EN ISO 11393 supersedes EN 381 – What has changed?

EN 381, Personal Protective Equipment (PPE) for Users of Handheld Chainsaws, is probably one of the oldest safety standards in the EU. Ever since 1995, only some minor modifications had been made.

Only in 2020, a new Standard for the same products was published in the Official Journal of the EU: EN ISO 11393.

What are the main differences between EN 381 and EN ISO 11393 ?

Testing methods

Many of the changes have to do with the testing methods.

For example, the wash procedures before the cut test in EN 381 are now no longer mandatory. A manufacturer can choose to test before washing.

Another difference is the definition of the sizes that are used for the cut test. In EN 381, it was common to take the medium size of the complete size-range. In EN ISO 11393, cut tests are still performed on the medium size, but also on the smallest and largest sizes of the size range.

Why is that? The smallest size contains less surface of blocking material, as it is smaller, and therefore it is a safer starting point to the rest of the sizes.

Chainsaw gaiters

Another difference is the certification of Chainsaw Gaiters. With EN 381-9, they could be certified to class 0, but now with EN ISO 11393-5, they can no longer be certified to class 0 (16 m/s), but they must minimally resist class 1 (20 m/s chainsaw speed).

Chainsaw surface in leg protection

By far the biggest change is in the different designs of chainsaw surface; the type A, B and C from EN 381-5, leg protection.

In EN 381-5, Design A stands for front protection, with an additional 5 cm of blocking material on the outside of the left leg and on the inside of the right leg. Design B is similar to design A with an additional 5 cm of blocking material on the right side of the left leg. And Design C means full 360° protection.

In all cases, there should never be more than 5 cm unprotected from the hem, and the blocking material should always cover minimum 20 cm above the crotch.

In EN ISO 11393, the required surface of Design A and Design C remains unchanged. The big change lies in Design B. In EN ISO 11393, Design B disappears as a surface of protection. In the future, you can only choose between Design A and Design C. Keep on reading the part about chaps to find out more about Design B.

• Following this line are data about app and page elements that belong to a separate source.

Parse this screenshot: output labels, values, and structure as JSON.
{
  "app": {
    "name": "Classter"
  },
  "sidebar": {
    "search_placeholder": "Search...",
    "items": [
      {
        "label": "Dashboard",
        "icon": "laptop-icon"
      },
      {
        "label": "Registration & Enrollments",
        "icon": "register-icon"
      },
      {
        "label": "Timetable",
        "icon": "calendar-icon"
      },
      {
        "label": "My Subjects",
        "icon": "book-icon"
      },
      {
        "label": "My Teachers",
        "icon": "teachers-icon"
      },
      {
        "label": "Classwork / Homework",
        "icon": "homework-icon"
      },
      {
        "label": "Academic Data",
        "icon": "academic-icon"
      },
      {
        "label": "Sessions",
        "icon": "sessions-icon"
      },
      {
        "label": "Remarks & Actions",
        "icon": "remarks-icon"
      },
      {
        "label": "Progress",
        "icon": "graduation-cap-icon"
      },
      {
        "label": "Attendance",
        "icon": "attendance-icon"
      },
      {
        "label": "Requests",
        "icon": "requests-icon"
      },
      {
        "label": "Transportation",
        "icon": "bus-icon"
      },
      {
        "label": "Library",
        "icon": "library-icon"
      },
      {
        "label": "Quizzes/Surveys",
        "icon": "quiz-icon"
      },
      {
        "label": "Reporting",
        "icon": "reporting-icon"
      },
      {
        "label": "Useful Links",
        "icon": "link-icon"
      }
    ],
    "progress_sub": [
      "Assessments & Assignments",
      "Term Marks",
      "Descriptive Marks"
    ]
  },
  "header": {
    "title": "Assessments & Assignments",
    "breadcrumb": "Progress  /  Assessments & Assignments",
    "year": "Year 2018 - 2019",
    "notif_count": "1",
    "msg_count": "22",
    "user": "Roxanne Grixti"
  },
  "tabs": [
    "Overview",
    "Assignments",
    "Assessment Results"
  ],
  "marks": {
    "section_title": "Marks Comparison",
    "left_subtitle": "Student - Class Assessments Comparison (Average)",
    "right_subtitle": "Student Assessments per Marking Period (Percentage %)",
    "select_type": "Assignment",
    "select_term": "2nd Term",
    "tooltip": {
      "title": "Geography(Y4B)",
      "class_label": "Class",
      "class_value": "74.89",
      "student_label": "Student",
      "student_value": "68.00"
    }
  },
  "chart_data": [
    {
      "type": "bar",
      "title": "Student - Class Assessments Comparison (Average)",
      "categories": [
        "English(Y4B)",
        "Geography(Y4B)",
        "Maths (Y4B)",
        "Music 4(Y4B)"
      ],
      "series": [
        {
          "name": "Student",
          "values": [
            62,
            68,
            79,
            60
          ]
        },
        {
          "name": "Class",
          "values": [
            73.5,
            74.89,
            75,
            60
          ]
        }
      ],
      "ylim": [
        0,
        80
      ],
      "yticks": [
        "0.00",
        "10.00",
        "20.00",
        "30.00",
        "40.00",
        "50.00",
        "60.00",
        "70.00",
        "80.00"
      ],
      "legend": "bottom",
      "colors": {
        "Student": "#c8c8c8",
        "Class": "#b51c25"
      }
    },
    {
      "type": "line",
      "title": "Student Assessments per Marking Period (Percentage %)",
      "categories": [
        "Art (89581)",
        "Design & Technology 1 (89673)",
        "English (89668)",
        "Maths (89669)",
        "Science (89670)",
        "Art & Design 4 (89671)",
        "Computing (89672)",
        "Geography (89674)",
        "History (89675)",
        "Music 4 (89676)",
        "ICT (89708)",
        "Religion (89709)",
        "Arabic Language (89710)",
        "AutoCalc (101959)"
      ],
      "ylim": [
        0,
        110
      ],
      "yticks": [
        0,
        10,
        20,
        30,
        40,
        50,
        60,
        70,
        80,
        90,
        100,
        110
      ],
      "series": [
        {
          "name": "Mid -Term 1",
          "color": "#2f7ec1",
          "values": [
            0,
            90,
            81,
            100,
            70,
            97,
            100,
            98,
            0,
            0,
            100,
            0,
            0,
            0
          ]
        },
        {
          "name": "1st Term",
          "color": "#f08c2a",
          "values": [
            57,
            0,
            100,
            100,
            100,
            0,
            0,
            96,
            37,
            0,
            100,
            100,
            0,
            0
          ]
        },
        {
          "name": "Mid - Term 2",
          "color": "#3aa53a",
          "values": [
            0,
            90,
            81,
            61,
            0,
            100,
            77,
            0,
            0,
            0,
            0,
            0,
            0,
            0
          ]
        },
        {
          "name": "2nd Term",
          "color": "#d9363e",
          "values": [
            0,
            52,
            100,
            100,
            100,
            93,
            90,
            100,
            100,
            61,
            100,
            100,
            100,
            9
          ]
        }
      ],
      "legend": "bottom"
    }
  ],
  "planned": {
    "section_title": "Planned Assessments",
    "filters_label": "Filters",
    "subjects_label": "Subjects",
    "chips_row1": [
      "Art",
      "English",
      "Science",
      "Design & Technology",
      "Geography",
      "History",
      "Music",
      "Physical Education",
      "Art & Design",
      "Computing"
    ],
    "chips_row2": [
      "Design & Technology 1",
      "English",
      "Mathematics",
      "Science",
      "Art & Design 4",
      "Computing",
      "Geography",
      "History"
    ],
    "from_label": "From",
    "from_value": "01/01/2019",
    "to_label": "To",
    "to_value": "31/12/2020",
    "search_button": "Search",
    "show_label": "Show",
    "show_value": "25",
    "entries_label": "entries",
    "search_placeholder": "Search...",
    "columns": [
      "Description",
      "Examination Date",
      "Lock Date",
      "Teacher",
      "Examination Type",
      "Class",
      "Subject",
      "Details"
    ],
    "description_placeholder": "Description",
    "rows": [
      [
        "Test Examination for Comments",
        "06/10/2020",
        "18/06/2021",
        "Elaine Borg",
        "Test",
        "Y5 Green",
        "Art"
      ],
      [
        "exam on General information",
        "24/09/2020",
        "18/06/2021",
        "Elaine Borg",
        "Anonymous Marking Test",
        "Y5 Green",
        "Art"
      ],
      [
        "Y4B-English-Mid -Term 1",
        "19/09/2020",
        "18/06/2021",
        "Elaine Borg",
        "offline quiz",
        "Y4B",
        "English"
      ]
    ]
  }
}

In EN ISO 11393, Design B has become a completely new style of product. Until now, so-called chaps, front fabric with belts-and-buckles closure at the back, were not allowed in EN 381-5. In EN ISO 11393-2, chaps are not only allowed, they even get a dedicated design: Design B.

Chainsaw users in other parts of the world, outside of Europe, have known the benefits of chaps for a long time. They are very suitable for the occasional work, allowing you to put them on and off very rapidly and easily. They are also very welcome in those warm summer days, as the back of the legs are uncovered and allow very good ventilation.

There is, however, a bigger risk of getting snagged with the open back. They are intended to be used for occasional work with chainsaws.

What is the timing and the validity of both standards ?

EN 381 is still valid. 19 November 2021 is an important date.

  • Until 19 November 2021: products can still be certified to EN 381. Those certificates are valid for 5 years. The EN 381 certified products can be sold until the expiry date of their certificate.
  • In the period until 19 November 2021: products can also be certified to EN ISO 11393.
  • From 19 November 2021 onwards, all new certifications (and productions) must be labelled to EN ISO 11393.

In the field, we see EN ISO 11393 labelled products appear much sooner, as public tenders tend to ask for the latest standards. This tendency is logical, because regular customers also tend to ask for the latest standards, and every conscious manufacturer strives to offer products that meet the latest standards. Especially if those imply an improved level of safety.

You can select all EN ISO 11393 certified styles in the product filter on our overview page.